**TASK GOAL**
Your answer should be every line below that includes the word "JSON".

**EXTRACTED MATERIAL**
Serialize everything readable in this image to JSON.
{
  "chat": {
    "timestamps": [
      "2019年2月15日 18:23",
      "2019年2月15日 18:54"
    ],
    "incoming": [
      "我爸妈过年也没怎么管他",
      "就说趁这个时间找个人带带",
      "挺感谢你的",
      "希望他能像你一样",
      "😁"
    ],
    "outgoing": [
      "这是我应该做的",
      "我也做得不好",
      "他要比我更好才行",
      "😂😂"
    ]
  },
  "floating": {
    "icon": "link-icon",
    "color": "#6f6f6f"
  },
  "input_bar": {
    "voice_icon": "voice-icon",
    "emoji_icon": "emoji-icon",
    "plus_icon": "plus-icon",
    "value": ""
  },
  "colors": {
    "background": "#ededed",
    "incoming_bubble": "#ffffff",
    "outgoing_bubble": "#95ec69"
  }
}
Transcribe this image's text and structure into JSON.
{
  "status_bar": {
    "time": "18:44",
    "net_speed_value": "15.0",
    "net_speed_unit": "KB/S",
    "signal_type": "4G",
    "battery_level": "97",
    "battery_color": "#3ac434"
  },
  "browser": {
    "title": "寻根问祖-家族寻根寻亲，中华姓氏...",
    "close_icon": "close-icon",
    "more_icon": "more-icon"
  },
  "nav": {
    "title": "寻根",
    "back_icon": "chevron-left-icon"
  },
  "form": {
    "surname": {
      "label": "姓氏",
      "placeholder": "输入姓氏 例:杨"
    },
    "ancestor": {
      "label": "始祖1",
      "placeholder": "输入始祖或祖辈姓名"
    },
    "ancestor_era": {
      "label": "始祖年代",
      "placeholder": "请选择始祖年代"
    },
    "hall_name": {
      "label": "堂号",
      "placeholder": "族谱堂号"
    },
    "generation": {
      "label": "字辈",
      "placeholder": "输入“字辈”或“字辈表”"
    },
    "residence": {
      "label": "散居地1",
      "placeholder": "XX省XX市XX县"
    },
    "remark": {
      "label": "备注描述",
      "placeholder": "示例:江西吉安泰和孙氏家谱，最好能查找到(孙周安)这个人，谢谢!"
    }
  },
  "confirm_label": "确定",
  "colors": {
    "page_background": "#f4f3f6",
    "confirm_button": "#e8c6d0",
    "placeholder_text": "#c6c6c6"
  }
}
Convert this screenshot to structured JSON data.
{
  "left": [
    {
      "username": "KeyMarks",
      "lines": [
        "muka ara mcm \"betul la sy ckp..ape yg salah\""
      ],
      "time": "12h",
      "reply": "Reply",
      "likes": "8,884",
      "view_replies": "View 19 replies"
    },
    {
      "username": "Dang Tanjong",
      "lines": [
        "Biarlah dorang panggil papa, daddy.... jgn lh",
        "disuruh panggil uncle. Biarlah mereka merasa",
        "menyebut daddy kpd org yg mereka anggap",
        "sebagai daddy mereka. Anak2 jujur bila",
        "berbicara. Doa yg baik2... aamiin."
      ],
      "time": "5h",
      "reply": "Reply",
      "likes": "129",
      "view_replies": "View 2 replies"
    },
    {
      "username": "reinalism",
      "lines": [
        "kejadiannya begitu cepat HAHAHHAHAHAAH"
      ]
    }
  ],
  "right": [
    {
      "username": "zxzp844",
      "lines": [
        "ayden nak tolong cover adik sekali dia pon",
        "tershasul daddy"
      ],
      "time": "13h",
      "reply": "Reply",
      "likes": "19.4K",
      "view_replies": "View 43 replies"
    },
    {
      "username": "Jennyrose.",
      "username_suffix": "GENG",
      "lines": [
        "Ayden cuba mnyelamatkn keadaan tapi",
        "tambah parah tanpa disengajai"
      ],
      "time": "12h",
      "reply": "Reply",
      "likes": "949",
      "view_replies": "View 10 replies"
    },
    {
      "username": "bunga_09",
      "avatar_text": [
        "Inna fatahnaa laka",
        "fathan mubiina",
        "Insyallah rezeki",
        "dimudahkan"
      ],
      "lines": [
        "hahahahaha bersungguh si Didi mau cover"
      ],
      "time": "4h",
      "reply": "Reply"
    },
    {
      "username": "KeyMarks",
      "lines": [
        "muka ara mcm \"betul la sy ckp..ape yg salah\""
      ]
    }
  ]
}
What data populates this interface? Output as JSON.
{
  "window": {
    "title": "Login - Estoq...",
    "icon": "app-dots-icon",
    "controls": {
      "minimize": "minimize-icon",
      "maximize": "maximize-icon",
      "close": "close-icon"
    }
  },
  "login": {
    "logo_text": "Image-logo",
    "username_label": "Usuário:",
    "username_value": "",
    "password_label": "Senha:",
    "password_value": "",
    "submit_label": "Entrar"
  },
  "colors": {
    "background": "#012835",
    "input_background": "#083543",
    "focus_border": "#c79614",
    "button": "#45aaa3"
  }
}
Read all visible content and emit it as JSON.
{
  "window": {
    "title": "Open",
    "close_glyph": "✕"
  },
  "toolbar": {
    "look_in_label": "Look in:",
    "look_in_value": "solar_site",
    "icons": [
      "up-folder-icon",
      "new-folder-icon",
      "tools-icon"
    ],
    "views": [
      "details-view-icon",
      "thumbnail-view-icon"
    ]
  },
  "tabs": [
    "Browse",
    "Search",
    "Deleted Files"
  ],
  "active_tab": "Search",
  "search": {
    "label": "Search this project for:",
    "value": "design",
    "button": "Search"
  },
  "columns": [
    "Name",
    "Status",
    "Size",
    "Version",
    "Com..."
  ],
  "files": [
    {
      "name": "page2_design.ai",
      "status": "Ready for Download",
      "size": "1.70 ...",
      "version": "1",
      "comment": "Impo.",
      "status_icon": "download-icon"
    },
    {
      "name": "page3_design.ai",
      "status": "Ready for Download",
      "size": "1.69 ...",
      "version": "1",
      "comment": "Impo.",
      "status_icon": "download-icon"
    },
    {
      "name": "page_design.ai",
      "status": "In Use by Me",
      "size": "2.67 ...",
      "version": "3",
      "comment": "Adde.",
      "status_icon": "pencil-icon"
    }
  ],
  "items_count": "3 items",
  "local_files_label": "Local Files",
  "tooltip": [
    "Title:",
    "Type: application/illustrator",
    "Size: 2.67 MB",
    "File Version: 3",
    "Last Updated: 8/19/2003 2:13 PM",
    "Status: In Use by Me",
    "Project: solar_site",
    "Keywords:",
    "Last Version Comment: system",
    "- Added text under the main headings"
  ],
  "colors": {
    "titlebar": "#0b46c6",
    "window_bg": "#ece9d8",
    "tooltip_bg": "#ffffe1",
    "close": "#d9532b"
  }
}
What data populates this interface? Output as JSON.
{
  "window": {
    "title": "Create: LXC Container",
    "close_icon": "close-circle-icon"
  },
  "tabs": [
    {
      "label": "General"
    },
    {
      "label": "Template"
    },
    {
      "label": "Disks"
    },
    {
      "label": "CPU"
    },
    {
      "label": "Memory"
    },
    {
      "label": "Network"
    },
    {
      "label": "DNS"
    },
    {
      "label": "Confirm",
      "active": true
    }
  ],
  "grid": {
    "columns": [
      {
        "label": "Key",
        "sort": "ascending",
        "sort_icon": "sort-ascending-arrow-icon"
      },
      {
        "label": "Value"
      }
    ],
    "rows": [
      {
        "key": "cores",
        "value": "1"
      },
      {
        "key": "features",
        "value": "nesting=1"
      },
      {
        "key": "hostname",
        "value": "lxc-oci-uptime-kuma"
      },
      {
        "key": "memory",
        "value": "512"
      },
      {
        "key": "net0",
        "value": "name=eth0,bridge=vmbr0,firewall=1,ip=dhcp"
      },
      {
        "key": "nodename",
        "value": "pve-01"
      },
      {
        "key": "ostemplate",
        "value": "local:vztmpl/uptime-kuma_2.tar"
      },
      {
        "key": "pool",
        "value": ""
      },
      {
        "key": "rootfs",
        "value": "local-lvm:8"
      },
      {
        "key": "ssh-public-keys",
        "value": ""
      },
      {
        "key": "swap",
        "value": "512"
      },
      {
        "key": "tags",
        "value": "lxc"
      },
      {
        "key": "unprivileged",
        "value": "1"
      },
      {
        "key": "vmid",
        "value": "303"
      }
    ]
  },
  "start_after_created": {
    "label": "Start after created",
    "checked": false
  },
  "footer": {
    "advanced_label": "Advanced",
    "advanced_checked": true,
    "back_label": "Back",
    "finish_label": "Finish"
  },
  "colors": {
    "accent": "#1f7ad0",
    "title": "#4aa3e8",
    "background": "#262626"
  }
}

**RESPONSE TO THIS TASK**
Serialize everything readable in this image to JSON.
Transcribe this image's text and structure into JSON.
Convert this screenshot to structured JSON data.
What data populates this interface? Output as JSON.
Read all visible content and emit it as JSON.
What data populates this interface? Output as JSON.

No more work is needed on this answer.